BBC North controller of production Mark Harrison presents his findings from the annual tech fest.
CES in Las Vegas always reveals important truths about the evolving relationship between media producers and audiences.
The first this year is that everyone has finally accepted 3D TV is dead.
Last year, some still insisted you couldn’t operate in the future without a pair of 3D glasses, but now the specs are being reserved for gaming and movies at the cinema.
3D’s place has been taken by 4K, or Ultra HD. We are years away from being able to make and transmit in 4K, yet it matters far more than 3D ever did: it enables manufacturers to focus on making bigger, better, normal TVs.
That means that while budgets get tighter, the need to make high-quality digital output that can hold its own on a screen next to ondemand 4K movies will ensure production remains ambitious.
The second CES truth is that gadget innovation now more often sits in software than hardware.
There seemed barely a new device that didn’t require the download of an accompanying app - from toys to TVs.

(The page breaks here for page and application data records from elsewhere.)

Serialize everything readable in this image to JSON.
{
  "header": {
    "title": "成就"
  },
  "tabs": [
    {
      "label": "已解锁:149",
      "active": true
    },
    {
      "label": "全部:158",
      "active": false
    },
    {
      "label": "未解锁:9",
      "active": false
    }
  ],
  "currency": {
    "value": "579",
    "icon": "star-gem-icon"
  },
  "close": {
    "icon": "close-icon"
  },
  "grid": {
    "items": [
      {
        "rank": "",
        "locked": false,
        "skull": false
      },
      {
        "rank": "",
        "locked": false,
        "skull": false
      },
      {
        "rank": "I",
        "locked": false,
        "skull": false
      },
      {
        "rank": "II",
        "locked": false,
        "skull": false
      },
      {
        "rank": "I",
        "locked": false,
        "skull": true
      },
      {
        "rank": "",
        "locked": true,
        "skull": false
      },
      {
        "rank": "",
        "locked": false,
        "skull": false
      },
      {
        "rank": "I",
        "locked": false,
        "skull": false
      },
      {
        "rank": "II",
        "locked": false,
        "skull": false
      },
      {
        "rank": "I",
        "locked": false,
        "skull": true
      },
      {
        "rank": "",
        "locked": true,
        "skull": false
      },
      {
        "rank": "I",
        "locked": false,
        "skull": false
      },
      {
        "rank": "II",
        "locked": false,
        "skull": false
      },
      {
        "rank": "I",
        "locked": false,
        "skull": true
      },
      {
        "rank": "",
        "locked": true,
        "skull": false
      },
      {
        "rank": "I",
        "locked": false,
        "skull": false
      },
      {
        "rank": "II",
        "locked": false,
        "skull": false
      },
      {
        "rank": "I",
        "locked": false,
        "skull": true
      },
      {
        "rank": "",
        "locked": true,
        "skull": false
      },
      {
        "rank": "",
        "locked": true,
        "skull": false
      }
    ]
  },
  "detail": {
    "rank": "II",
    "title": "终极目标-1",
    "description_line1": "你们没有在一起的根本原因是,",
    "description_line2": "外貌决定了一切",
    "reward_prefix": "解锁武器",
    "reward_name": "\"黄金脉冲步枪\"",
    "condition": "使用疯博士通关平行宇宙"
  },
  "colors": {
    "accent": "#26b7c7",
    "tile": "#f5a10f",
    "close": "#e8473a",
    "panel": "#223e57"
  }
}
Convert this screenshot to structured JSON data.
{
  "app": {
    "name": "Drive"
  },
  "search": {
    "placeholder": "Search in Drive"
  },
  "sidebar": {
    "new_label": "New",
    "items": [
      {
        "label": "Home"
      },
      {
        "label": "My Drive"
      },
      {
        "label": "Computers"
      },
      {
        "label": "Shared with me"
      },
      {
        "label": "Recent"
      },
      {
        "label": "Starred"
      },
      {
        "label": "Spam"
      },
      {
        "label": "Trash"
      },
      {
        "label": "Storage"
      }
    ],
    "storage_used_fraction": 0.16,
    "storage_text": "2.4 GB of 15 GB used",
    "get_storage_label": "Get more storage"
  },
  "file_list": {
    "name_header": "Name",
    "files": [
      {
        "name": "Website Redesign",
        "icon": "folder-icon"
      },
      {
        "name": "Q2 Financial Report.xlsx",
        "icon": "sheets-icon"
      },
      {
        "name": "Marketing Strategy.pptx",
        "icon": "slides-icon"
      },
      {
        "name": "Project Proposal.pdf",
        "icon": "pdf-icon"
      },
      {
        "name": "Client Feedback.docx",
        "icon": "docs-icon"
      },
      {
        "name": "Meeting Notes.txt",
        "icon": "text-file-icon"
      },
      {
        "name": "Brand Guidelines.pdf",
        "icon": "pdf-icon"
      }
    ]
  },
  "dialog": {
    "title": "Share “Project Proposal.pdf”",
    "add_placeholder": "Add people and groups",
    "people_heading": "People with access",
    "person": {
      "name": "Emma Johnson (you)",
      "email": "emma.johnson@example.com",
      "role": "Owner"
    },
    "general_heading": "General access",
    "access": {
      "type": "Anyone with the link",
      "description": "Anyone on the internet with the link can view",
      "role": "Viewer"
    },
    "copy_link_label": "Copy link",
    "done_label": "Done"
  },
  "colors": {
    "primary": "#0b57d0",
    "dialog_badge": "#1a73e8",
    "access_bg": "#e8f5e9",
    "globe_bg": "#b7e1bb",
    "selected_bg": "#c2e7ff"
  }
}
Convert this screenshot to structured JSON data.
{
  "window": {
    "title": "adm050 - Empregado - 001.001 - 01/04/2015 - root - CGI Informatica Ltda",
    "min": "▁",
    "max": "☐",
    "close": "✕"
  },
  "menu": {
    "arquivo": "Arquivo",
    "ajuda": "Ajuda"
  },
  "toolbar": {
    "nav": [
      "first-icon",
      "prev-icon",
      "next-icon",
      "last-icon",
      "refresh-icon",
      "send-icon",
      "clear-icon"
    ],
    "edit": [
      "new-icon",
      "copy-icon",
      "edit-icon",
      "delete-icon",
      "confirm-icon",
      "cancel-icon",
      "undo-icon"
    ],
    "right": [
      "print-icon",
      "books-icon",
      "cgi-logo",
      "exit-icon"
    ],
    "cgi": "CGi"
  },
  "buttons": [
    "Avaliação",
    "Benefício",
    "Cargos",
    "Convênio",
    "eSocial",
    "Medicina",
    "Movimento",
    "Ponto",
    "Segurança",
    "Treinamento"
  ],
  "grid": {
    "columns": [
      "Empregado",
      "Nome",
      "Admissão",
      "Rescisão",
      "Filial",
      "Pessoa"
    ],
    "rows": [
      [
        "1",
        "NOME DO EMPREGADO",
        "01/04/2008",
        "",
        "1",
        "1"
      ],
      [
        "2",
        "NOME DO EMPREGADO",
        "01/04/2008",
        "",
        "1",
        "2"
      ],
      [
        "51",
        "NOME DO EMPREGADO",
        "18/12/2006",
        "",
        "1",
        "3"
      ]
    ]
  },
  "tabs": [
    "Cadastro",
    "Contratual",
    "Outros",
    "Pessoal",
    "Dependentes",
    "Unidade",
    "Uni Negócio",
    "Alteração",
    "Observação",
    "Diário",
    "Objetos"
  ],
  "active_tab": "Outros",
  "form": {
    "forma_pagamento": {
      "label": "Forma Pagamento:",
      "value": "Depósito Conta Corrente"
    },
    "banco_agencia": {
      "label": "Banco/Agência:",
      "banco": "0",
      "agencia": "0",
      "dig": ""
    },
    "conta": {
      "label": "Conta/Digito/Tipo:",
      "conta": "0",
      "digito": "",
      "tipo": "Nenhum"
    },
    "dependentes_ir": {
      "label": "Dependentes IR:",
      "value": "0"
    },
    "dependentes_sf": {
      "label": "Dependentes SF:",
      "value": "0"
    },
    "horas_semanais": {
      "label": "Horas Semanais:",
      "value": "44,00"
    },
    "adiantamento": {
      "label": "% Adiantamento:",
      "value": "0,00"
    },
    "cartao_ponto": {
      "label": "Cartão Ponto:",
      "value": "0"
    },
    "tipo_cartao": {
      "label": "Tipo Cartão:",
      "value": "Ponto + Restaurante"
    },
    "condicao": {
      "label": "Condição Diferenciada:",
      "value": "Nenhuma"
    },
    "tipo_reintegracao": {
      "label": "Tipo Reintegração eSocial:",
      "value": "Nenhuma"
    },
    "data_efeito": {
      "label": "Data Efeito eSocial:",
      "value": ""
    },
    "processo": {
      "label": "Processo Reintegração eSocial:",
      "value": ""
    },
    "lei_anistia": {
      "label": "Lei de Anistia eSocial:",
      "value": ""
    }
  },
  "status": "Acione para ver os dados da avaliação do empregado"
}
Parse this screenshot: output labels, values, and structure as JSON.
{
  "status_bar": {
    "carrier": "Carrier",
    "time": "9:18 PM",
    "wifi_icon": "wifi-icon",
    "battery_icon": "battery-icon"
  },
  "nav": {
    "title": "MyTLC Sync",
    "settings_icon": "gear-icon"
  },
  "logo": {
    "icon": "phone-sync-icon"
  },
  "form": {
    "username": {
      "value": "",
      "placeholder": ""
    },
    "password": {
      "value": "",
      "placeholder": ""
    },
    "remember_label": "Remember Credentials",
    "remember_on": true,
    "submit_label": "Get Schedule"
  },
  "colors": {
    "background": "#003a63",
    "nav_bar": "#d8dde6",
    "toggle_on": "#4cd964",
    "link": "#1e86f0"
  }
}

This in turn links those devices to tablets and smartphones, with the net effect of multiplying the number of information activities people can do on their devices; in other words, TV increasingly has competition that isn’t other TV.
The final, and most compelling, truth of CES 2013 is that smart TVs just stopped being stupid.
For years, manufacturers have been developing horrible proprietary interfaces but now the TV screen is taking on the clean, simple interface of the tablet.
Perhaps the most compelling offering is Google TV - an open platform for whichever manufacturer wants it, and several do.
Imagine the full power of Google search, Android apps and YouTube, now add Google’s voice search via your remote or smartphone.
When the likes of Netflix, YouTube, Hulu and Amazon video are a single click away, and shows like The X Factor have their own app on the home screen, it becomes more than just a TV interface.
Google TV, and other similar systems, is brilliant for audiences and producers - but scary for broadcasters.